> Exercise requirements
Go through the data below. Pull out every line that has the word "title".

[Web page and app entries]
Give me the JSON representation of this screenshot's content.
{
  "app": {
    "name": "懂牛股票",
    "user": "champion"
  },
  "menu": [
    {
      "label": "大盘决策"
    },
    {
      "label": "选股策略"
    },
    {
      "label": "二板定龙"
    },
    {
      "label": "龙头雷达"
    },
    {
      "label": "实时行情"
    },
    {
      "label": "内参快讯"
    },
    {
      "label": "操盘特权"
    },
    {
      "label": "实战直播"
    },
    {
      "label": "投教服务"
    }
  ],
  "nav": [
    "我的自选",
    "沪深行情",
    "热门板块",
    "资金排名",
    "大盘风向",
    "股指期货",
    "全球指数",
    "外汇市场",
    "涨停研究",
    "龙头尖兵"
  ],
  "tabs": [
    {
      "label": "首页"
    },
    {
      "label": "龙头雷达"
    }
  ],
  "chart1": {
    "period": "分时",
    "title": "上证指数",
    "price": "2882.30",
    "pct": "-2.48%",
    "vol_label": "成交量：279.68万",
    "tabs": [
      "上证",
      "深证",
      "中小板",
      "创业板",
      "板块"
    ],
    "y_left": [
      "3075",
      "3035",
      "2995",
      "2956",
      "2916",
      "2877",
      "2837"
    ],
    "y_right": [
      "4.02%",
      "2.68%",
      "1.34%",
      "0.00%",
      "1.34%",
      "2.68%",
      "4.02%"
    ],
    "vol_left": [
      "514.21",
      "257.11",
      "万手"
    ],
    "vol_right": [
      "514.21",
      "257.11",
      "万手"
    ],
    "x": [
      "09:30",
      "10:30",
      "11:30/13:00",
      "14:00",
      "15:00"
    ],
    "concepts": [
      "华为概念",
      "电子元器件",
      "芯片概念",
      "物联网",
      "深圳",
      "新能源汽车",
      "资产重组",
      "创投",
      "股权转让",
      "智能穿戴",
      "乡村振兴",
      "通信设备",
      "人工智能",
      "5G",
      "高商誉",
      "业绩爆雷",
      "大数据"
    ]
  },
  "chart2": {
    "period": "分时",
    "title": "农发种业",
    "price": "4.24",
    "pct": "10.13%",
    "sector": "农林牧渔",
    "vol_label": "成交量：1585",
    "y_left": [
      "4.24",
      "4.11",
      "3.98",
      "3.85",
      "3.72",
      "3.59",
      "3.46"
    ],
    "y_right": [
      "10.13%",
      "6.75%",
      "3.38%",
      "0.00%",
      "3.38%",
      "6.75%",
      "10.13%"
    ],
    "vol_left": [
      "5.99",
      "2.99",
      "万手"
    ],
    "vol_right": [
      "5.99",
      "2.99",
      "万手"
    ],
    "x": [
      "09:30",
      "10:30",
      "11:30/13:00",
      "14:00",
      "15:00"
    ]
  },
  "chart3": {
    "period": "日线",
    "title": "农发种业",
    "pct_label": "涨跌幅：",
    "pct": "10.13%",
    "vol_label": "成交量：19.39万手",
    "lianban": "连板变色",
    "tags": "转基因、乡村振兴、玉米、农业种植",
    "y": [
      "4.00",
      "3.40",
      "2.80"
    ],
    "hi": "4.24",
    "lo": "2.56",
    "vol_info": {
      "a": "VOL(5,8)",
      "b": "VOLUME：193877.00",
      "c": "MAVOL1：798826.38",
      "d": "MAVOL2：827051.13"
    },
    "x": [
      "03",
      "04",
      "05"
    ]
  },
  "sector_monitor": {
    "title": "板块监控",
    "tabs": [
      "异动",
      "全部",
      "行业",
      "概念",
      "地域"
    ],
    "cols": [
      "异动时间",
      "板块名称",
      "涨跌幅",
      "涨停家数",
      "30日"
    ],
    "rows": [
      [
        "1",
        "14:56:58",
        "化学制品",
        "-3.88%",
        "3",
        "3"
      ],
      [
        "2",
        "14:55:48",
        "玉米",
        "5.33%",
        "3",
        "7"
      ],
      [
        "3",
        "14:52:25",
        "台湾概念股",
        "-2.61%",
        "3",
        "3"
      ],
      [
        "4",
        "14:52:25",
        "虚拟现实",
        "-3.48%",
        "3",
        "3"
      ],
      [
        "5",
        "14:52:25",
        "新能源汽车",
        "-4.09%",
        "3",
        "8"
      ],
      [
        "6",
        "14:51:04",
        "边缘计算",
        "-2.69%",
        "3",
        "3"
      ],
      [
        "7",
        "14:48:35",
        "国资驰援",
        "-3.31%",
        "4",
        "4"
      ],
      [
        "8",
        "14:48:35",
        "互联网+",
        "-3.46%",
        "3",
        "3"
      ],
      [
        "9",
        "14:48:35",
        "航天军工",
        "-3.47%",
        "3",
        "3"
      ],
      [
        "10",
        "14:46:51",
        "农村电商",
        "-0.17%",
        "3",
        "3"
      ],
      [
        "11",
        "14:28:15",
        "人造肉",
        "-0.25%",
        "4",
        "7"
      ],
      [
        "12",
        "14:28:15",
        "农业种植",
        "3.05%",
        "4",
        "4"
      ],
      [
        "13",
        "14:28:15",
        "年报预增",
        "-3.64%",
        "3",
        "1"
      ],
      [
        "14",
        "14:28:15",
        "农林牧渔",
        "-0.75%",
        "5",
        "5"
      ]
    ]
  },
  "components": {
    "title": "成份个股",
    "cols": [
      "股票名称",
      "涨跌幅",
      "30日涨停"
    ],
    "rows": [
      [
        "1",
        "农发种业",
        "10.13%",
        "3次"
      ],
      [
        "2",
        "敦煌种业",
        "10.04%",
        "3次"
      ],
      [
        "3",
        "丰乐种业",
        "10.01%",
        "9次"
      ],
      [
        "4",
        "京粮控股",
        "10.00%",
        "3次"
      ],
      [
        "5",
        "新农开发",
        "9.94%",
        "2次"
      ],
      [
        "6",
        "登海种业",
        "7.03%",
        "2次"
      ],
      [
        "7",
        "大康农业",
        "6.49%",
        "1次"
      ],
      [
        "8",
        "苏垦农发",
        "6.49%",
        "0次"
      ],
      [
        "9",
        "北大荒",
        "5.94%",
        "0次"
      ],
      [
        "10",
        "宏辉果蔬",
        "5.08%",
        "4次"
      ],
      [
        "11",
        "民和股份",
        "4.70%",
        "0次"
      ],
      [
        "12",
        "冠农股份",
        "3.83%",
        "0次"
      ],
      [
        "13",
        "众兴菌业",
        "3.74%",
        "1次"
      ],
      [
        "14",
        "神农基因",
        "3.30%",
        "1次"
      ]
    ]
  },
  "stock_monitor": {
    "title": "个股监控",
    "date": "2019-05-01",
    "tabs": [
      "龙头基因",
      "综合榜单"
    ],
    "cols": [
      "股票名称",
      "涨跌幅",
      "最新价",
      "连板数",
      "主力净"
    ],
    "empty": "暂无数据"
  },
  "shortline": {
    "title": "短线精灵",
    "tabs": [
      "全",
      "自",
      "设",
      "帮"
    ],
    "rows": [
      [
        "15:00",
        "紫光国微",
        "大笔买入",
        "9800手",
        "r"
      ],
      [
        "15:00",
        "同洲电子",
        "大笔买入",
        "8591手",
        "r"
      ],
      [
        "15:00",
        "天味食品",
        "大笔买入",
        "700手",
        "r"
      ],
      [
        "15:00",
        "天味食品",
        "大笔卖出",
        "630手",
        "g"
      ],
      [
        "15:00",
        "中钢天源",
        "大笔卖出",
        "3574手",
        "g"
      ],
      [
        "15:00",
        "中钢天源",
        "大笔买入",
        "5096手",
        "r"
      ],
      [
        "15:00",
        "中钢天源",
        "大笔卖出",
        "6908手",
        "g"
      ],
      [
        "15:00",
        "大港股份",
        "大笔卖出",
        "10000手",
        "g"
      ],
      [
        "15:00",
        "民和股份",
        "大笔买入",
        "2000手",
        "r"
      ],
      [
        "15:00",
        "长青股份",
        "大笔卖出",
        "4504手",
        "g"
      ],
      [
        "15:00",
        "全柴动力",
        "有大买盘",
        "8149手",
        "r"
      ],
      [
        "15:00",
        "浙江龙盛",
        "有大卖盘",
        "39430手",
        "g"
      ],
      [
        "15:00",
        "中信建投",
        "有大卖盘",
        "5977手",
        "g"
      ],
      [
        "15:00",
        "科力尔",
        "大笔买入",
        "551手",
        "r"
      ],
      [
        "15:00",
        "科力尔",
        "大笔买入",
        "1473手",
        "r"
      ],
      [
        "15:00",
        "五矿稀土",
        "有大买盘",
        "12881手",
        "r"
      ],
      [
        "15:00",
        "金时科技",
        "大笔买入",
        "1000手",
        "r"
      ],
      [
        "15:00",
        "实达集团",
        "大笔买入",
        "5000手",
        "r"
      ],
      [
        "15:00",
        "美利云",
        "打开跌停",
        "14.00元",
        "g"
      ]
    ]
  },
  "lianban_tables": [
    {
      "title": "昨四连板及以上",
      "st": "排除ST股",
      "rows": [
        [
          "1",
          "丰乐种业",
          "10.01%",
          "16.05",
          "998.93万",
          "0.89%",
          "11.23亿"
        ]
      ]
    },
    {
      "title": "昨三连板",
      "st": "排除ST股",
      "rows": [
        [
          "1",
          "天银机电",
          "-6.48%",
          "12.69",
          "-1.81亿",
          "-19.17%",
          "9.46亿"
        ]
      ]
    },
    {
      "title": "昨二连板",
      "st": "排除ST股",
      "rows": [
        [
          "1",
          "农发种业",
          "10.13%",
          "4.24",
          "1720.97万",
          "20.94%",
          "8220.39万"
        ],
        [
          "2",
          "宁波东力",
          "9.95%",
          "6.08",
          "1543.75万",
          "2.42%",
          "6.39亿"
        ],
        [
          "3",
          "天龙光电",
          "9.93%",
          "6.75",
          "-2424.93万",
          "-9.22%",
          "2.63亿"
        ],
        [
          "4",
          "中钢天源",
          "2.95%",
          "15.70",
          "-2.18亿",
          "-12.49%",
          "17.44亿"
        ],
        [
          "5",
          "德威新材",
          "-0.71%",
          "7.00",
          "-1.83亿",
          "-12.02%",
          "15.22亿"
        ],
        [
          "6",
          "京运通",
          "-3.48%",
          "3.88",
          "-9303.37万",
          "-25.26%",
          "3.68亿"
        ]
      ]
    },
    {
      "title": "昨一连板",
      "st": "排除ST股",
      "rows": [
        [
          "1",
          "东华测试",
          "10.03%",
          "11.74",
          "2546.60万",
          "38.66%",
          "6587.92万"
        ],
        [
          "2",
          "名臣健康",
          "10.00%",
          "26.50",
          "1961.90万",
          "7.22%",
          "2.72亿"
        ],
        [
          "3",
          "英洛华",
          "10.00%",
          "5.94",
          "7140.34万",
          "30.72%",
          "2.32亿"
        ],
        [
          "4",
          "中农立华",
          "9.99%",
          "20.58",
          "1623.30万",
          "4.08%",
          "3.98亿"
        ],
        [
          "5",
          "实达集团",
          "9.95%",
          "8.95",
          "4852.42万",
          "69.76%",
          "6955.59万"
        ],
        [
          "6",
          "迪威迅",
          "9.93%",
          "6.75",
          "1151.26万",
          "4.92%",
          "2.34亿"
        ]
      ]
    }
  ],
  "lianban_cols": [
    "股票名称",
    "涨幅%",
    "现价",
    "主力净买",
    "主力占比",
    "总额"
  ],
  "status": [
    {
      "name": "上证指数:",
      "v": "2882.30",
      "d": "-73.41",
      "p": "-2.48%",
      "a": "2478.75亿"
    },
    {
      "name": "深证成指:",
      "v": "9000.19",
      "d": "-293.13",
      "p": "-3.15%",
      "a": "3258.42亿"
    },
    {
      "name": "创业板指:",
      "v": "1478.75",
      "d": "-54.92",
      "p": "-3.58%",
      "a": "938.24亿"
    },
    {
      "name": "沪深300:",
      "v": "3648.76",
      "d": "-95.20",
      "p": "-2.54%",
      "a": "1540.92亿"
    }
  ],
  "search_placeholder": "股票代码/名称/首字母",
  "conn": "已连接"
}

> Task output
    "title": "上证指数",
    "title": "农发种业",
    "title": "农发种业",
    "title": "板块监控",
    "title": "成份个股",
    "title": "个股监控",
    "title": "短线精灵",
      "title": "昨四连板及以上",
      "title": "昨三连板",
      "title": "昨二连板",
      "title": "昨一连板",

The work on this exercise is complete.